I don't get it? using a longer lens will include less of the building if you want full body for the subject, as opposed to mioving out, and going longer, surely this is a case for moving in and going wider isn't it?
QuoteQuote:
One practical concern with using longer lenses is for portraiture is whether your wireless triggering system has the range required. All optical triggering systems from major camera manufacturers have the range of a thrown Doberman , so some sort of RF triggering system is required. Personally I use Pocket wizards for off camera strobes, and Elinchrom skyports for professional monobloc heads for on location work - because the biggest problem I have with cheaper triggers is that they can be unreliable and I cannot waste time trying to fiddle and figure out why things aren't working. It gives the wrong impression when you are spending more time fiddling with your gear than Photographing your subjects.
I can't argue there, but have you tried an extender on the camera mounted flash, like a better beamer? My limited understanding of the flash communication is that it is one way, from the body mounted flash to the remote ones
QuoteQuote:
My 1,000th post WooT!
contrat's
Reply

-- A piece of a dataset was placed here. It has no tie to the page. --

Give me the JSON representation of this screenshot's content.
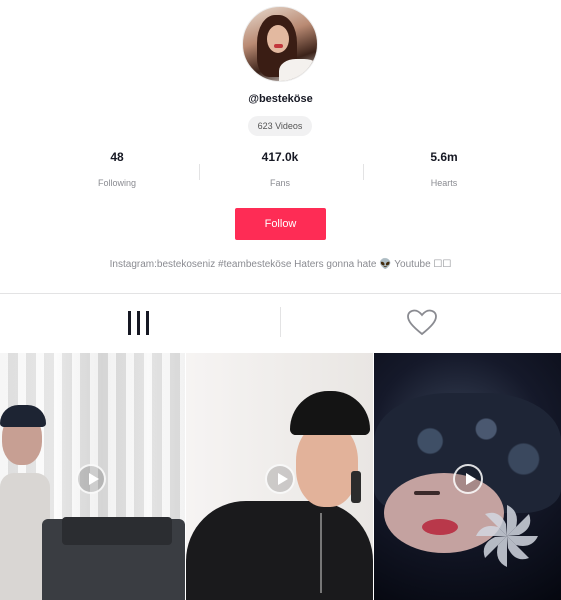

Bookmarks
  • Submit Thread to Facebook Facebook
  • Submit Thread to Twitter Twitter
  • Submit Thread to Digg Digg
Tags - Make this thread easier to find by adding keywords to it!
f2.8, k-mount, lens, pentax, pentax lens, performance, portraits, slr lens, tamron
Thread Tools Search this Thread
Search this Thread:

Advanced Search


Similar Threads
Thread Thread Starter Forum Replies Last Post
Help for new long lasting lens danpinoy Ask B&H Photo! 2 08-25-2010 08:44 AM
Best choice for a long, prime portrait lens? m88k Pentax SLR Lens Discussion 23 08-11-2010 03:13 PM
How long should a lens repair take? CX15 Pentax SLR Lens Discussion 2 02-02-2010 07:26 AM
Cheap long lens usapatriot Pentax SLR Lens Discussion 29 07-28-2009 11:55 AM
Pentax 110 Slr Lens 50mm F2.8 Portrait Lens danahauk Pentax SLR Lens Discussion 2 12-19-2007 08:18 AM



All times are GMT -7. The time now is 03:23 AM. | See also: NikonForums.com, CanonForums.com part of our network of photo forums!
  • Red (Default)
  • Green
  • Gray
  • Dark
  • Dark Yellow
  • Dark Blue
  • Old Red
  • Old Green
  • Old Gray
  • Dial-Up Style
Hello! It's great to see you back on the forum! Have you considered joining the community?
register
Creating a FREE ACCOUNT takes under a minute, removes ads, and lets you post! [Dismiss]
Top